Or do they both hang together? My ClickZ article this morning, entitled "The Third Moment of Truth" and triggered by P&G CEO A.G. Lafley's much-discussed "Let Go" speech at the recent ANA annual convention, suggests that there's a fundamental, if not urgent, building block brands and businesses first need to put in place -- or upgrade significantly -- before we just "let go": our brand listening infrastructure. If you carefully analyze brand feedback interfaces (contact us, feedback forms, "talk to me" buttons") across the top several hundred brands, you'll start to wonder whether the mantra of "the consumer's in control" holds sway. My column notes:
If we're to have any hope of managing or influencing the boss, we must reengineer the way we think about existing listening pipes, whether we call it "contact us," customer service, the call center, online chat, or even the "tell me what you think" button. Marketers consistently give this short shrift or punt it over to the attention-reduction operations department, almost as though consumer empowerment begins and ends with a marketing campaign. We should start to think about consumer affairs as new centerpiece of marketing.
A Third Moment of Truth? Perhaps, I suggest, we need a "third moment of truth" (building on Lafley's 'two moments of truth' contruct) that puts unique weighting on the new CGM-fortified and brand catalyzed "urge to express" moment. Importantly, we need to drive organizational harmony in how we listen to consumers who talk directly to us and how we manage "expression" campaigns externally (which are now growing exponentially...in case anyone noticed). Unilever's Dove brand, for example, really stands out as striving keep the "invitation to participate" or to express oneself consistent, whether it be on the brand webpage or in the community forums on YouTube. Of course, we have absolutely nothing to worry about if we believe consumers won't put a premium on consistency. But there's plenty of data to suggest they will; bloggers, for instance, constantly look for brand or company "disconnects, and put their discovery to the public airwaves. I also got a first-hand feel for this in analyzing countless letters and comments on PlanetFeedback.com, where the impetus for expression often stemmed from the site users (mostly women) feeling like brands didn't listen to them.

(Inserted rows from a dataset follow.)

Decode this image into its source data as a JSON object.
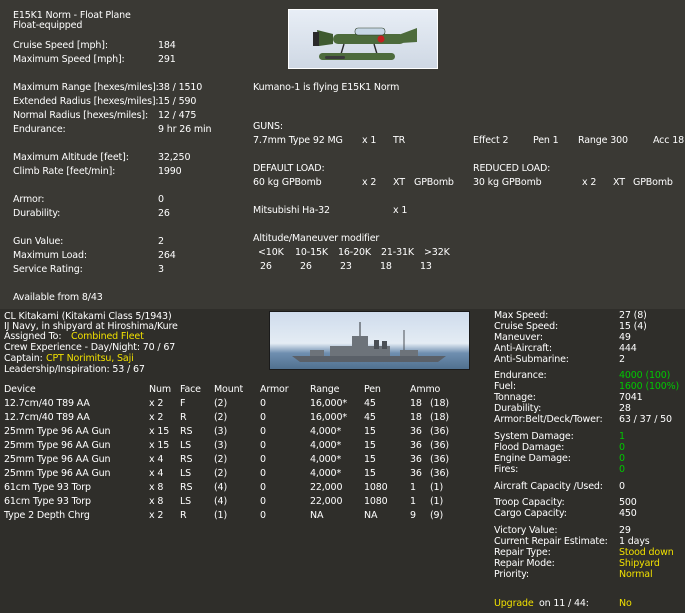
{
  "aircraft": {
    "name": "E15K1 Norm - Float Plane",
    "subtitle": "Float-equipped",
    "stats": [
      {
        "label": "Cruise Speed [mph]:",
        "value": "184"
      },
      {
        "label": "Maximum Speed [mph]:",
        "value": "291"
      },
      {
        "label": "Maximum Range [hexes/miles]:",
        "value": "38 / 1510"
      },
      {
        "label": "Extended Radius [hexes/miles]:",
        "value": "15 / 590"
      },
      {
        "label": "Normal Radius [hexes/miles]:",
        "value": "12 / 475"
      },
      {
        "label": "Endurance:",
        "value": "9 hr 26 min"
      },
      {
        "label": "Maximum Altitude [feet]:",
        "value": "32,250"
      },
      {
        "label": "Climb Rate [feet/min]:",
        "value": "1990"
      },
      {
        "label": "Armor:",
        "value": "0"
      },
      {
        "label": "Durability:",
        "value": "26"
      },
      {
        "label": "Gun Value:",
        "value": "2"
      },
      {
        "label": "Maximum Load:",
        "value": "264"
      },
      {
        "label": "Service Rating:",
        "value": "3"
      }
    ],
    "available": "Available from  8/43",
    "flying": "Kumano-1  is flying E15K1 Norm",
    "guns_header": "GUNS:",
    "gun": {
      "name": "7.7mm Type 92 MG",
      "count": "x 1",
      "facing": "TR",
      "effect": "Effect 2",
      "pen": "Pen 1",
      "range": "Range 300",
      "acc": "Acc 18"
    },
    "default_load_header": "DEFAULT LOAD:",
    "default_load": {
      "name": "60 kg GPBomb",
      "count": "x 2",
      "xt": "XT",
      "type": "GPBomb"
    },
    "reduced_load_header": "REDUCED LOAD:",
    "reduced_load": {
      "name": "30 kg GPBomb",
      "count": "x 2",
      "xt": "XT",
      "type": "GPBomb"
    },
    "engine": {
      "name": "Mitsubishi Ha-32",
      "count": "x 1"
    },
    "alt_header": "Altitude/Maneuver modifier",
    "alt_bands": [
      "<10K",
      "10-15K",
      "16-20K",
      "21-31K",
      ">32K"
    ],
    "alt_values": [
      "26",
      "26",
      "23",
      "18",
      "13"
    ]
  },
  "ship": {
    "name": "CL Kitakami (Kitakami Class 5/1943)",
    "location": "IJ Navy, in shipyard at Hiroshima/Kure",
    "assigned_label": "Assigned To:",
    "assigned_value": "Combined Fleet",
    "crew": "Crew Experience - Day/Night: 70 / 67",
    "captain_label": "Captain:",
    "captain_value": "CPT Norimitsu, Saji",
    "leadership": "Leadership/Inspiration: 53 / 67",
    "weapon_headers": {
      "device": "Device",
      "num": "Num",
      "face": "Face",
      "mount": "Mount",
      "armor": "Armor",
      "range": "Range",
      "pen": "Pen",
      "ammo": "Ammo"
    },
    "weapons": [
      {
        "device": "12.7cm/40 T89 AA",
        "num": "x 2",
        "face": "F",
        "mount": "(2)",
        "armor": "0",
        "range": "16,000*",
        "pen": "45",
        "ammo": "18",
        "ammo2": "(18)"
      },
      {
        "device": "12.7cm/40 T89 AA",
        "num": "x 2",
        "face": "R",
        "mount": "(2)",
        "armor": "0",
        "range": "16,000*",
        "pen": "45",
        "ammo": "18",
        "ammo2": "(18)"
      },
      {
        "device": "25mm Type 96 AA Gun",
        "num": "x 15",
        "face": "RS",
        "mount": "(3)",
        "armor": "0",
        "range": "4,000*",
        "pen": "15",
        "ammo": "36",
        "ammo2": "(36)"
      },
      {
        "device": "25mm Type 96 AA Gun",
        "num": "x 15",
        "face": "LS",
        "mount": "(3)",
        "armor": "0",
        "range": "4,000*",
        "pen": "15",
        "ammo": "36",
        "ammo2": "(36)"
      },
      {
        "device": "25mm Type 96 AA Gun",
        "num": "x 4",
        "face": "RS",
        "mount": "(2)",
        "armor": "0",
        "range": "4,000*",
        "pen": "15",
        "ammo": "36",
        "ammo2": "(36)"
      },
      {
        "device": "25mm Type 96 AA Gun",
        "num": "x 4",
        "face": "LS",
        "mount": "(2)",
        "armor": "0",
        "range": "4,000*",
        "pen": "15",
        "ammo": "36",
        "ammo2": "(36)"
      },
      {
        "device": "61cm Type 93 Torp",
        "num": "x 8",
        "face": "RS",
        "mount": "(4)",
        "armor": "0",
        "range": "22,000",
        "pen": "1080",
        "ammo": "1",
        "ammo2": "(1)"
      },
      {
        "device": "61cm Type 93 Torp",
        "num": "x 8",
        "face": "LS",
        "mount": "(4)",
        "armor": "0",
        "range": "22,000",
        "pen": "1080",
        "ammo": "1",
        "ammo2": "(1)"
      },
      {
        "device": "Type 2 Depth Chrg",
        "num": "x 2",
        "face": "R",
        "mount": "(1)",
        "armor": "0",
        "range": "NA",
        "pen": "NA",
        "ammo": "9",
        "ammo2": "(9)"
      }
    ],
    "stats": [
      {
        "label": "Max Speed:",
        "value": "27  (8)",
        "color": "white"
      },
      {
        "label": "Cruise Speed:",
        "value": "15  (4)",
        "color": "white"
      },
      {
        "label": "Maneuver:",
        "value": "49",
        "color": "white"
      },
      {
        "label": "Anti-Aircraft:",
        "value": "444",
        "color": "white"
      },
      {
        "label": "Anti-Submarine:",
        "value": "2",
        "color": "white"
      },
      {
        "label": "Endurance:",
        "value": "4000  (100)",
        "color": "green"
      },
      {
        "label": "Fuel:",
        "value": "1600  (100%)",
        "color": "green"
      },
      {
        "label": "Tonnage:",
        "value": "7041",
        "color": "white"
      },
      {
        "label": "Durability:",
        "value": "28",
        "color": "white"
      },
      {
        "label": "Armor:Belt/Deck/Tower:",
        "value": "63 / 37 / 50",
        "color": "white"
      },
      {
        "label": "System Damage:",
        "value": "1",
        "color": "green"
      },
      {
        "label": "Flood Damage:",
        "value": "0",
        "color": "green"
      },
      {
        "label": "Engine Damage:",
        "value": "0",
        "color": "green"
      },
      {
        "label": "Fires:",
        "value": "0",
        "color": "green"
      },
      {
        "label": "Aircraft Capacity /Used:",
        "value": "0",
        "color": "white"
      },
      {
        "label": "Troop Capacity:",
        "value": "500",
        "color": "white"
      },
      {
        "label": "Cargo Capacity:",
        "value": "450",
        "color": "white"
      },
      {
        "label": "Victory Value:",
        "value": "29",
        "color": "white"
      },
      {
        "label": "Current Repair Estimate:",
        "value": "1 days",
        "color": "white"
      },
      {
        "label": "Repair Type:",
        "value": "Stood down",
        "color": "yellow"
      },
      {
        "label": "Repair Mode:",
        "value": "Shipyard",
        "color": "yellow"
      },
      {
        "label": "Priority:",
        "value": "Normal",
        "color": "yellow"
      }
    ],
    "upgrade_label": "Upgrade",
    "upgrade_on": "on  11 / 44:",
    "upgrade_value": "No"
  }
}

Experimentation & Listening-Centered Marketing: If anything, the two principles of "letting go" and "opening up" probably go hand in hand, and Lafley's speech clearly set the discussion and "conversation" on the right path. Importantly, we're about to see an explosion of unqualified marketer experimentation in the social media and "co-creation" arena. Do we really know what's truly going to work? (I don't!) In the absence of an accessible, empowering listening pipe, brands are throwing the radar to the winds. Indeed, keeping the consumer voice as close to us as possible has the potential to be the one source of competitive advantage for brands in this untested new marketing environment. Anyway, here's the full article. What do you think?
Other good reading: Are Marketers Serious About Ceding Control to the Consumer? (Max Kalehoff, MediaPost)